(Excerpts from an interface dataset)
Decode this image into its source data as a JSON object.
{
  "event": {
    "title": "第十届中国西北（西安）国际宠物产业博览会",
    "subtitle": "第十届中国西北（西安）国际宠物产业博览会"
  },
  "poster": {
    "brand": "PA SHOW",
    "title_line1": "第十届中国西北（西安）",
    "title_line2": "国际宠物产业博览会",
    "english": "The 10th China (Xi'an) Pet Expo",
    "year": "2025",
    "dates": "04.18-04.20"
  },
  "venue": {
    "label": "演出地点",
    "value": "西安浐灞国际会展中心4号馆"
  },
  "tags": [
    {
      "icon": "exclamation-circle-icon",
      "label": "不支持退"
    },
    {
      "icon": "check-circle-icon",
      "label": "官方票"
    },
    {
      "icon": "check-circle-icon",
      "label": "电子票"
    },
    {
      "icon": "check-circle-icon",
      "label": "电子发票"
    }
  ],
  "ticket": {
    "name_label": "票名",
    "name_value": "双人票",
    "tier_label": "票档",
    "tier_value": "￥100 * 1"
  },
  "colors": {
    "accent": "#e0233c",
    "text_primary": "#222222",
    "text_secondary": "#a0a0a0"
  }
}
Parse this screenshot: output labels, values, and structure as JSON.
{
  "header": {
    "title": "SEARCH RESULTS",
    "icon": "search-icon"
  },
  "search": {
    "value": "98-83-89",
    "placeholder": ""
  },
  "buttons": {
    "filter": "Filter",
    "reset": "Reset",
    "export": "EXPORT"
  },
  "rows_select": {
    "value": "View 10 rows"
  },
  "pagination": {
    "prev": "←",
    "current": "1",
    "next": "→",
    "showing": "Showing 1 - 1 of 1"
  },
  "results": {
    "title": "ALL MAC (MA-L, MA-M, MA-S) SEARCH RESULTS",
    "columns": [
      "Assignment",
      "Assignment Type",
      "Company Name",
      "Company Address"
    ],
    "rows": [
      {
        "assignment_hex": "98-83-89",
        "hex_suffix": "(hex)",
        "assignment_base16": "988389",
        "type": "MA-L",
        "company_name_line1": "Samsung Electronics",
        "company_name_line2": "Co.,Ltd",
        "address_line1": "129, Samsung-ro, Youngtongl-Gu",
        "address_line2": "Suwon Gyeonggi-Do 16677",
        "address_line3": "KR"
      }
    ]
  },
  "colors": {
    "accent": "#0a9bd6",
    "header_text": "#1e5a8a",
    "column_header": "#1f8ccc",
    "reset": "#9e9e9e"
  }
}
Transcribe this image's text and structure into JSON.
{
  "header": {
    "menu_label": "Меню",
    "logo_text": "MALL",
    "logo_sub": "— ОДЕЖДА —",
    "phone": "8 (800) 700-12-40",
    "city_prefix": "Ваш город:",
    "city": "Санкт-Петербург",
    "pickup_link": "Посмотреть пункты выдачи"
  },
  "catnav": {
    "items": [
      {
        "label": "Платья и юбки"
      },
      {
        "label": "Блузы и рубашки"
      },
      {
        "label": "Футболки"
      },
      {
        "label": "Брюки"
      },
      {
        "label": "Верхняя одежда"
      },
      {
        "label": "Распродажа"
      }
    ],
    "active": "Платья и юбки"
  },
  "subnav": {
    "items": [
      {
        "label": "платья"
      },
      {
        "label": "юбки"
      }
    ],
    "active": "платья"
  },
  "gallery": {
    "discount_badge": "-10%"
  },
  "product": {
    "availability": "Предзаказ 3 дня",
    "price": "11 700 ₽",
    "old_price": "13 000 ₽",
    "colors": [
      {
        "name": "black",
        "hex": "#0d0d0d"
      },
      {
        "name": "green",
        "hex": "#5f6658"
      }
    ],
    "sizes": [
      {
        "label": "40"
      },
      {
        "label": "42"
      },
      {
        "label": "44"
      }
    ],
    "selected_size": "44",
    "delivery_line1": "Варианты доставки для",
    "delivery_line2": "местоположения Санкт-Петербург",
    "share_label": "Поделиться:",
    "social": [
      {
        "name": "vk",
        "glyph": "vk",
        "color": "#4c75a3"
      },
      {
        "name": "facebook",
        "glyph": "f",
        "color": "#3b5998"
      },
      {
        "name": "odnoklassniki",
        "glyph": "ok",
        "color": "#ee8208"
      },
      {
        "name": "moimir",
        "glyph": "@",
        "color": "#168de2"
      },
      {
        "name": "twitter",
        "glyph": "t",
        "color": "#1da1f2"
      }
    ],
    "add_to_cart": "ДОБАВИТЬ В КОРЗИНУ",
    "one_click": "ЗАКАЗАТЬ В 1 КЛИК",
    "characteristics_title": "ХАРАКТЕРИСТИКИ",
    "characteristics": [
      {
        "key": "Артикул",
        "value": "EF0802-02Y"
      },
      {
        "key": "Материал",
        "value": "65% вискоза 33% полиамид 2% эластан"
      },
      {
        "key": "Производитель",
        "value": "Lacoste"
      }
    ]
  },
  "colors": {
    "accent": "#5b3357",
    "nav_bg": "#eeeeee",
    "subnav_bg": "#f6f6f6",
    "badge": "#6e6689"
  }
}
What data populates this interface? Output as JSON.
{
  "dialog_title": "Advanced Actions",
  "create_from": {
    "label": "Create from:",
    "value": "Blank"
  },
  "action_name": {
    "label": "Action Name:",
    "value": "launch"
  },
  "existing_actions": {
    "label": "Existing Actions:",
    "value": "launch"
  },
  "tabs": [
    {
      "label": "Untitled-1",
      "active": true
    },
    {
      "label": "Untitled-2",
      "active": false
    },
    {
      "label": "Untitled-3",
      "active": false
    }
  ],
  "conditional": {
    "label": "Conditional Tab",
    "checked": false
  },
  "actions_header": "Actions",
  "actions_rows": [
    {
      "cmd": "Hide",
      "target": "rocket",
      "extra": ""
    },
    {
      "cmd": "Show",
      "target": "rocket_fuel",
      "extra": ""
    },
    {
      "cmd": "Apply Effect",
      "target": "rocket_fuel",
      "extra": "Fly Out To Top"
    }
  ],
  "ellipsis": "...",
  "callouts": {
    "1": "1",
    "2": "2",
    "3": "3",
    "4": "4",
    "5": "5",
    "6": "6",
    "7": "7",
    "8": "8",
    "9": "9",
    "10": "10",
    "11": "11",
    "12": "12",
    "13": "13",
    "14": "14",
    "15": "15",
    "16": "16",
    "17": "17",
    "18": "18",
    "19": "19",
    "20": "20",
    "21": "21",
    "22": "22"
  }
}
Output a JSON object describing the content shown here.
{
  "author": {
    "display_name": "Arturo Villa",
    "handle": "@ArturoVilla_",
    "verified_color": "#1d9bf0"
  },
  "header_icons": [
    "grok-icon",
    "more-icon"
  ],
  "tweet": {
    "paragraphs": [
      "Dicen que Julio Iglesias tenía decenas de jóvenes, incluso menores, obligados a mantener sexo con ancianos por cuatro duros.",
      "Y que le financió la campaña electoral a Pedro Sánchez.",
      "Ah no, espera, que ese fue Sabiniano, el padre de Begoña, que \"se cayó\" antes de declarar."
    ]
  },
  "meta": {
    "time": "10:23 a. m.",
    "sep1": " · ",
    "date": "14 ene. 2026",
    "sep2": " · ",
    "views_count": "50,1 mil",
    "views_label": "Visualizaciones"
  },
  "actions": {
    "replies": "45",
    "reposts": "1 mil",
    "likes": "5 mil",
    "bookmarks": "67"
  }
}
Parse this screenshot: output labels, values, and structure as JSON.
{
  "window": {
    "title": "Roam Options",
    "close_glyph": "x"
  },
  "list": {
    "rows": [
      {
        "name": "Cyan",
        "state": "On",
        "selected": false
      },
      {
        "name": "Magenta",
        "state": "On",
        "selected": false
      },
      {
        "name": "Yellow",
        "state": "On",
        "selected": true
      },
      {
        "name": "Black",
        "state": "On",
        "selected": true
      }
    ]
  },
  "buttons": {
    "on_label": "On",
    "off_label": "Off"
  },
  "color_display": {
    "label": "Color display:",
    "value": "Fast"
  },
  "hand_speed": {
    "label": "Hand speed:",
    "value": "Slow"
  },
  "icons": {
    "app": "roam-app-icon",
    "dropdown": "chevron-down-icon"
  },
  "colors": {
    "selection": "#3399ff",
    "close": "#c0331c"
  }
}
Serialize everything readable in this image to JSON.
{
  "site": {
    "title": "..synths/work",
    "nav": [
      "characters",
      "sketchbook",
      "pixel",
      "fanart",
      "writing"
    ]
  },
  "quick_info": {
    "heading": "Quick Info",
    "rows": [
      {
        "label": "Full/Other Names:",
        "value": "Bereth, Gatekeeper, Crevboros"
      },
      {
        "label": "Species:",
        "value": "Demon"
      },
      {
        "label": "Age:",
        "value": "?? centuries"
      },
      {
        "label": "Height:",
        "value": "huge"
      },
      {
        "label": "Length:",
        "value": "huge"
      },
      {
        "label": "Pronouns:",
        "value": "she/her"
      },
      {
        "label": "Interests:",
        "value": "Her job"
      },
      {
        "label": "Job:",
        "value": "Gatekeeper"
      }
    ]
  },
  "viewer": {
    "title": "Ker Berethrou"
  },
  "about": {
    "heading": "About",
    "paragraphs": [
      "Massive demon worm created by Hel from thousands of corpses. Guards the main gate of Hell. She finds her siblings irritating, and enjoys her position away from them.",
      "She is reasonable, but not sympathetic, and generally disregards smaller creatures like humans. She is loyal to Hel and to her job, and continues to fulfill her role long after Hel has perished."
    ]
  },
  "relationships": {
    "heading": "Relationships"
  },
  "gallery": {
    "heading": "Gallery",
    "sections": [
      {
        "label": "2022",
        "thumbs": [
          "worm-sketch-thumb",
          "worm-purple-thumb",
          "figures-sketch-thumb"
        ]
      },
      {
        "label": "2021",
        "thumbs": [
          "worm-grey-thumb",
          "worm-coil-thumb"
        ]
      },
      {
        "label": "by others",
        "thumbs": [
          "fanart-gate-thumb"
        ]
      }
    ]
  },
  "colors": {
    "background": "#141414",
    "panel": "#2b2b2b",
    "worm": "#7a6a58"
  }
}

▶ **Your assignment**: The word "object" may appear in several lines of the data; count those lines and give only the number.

▶ **Your response**: 2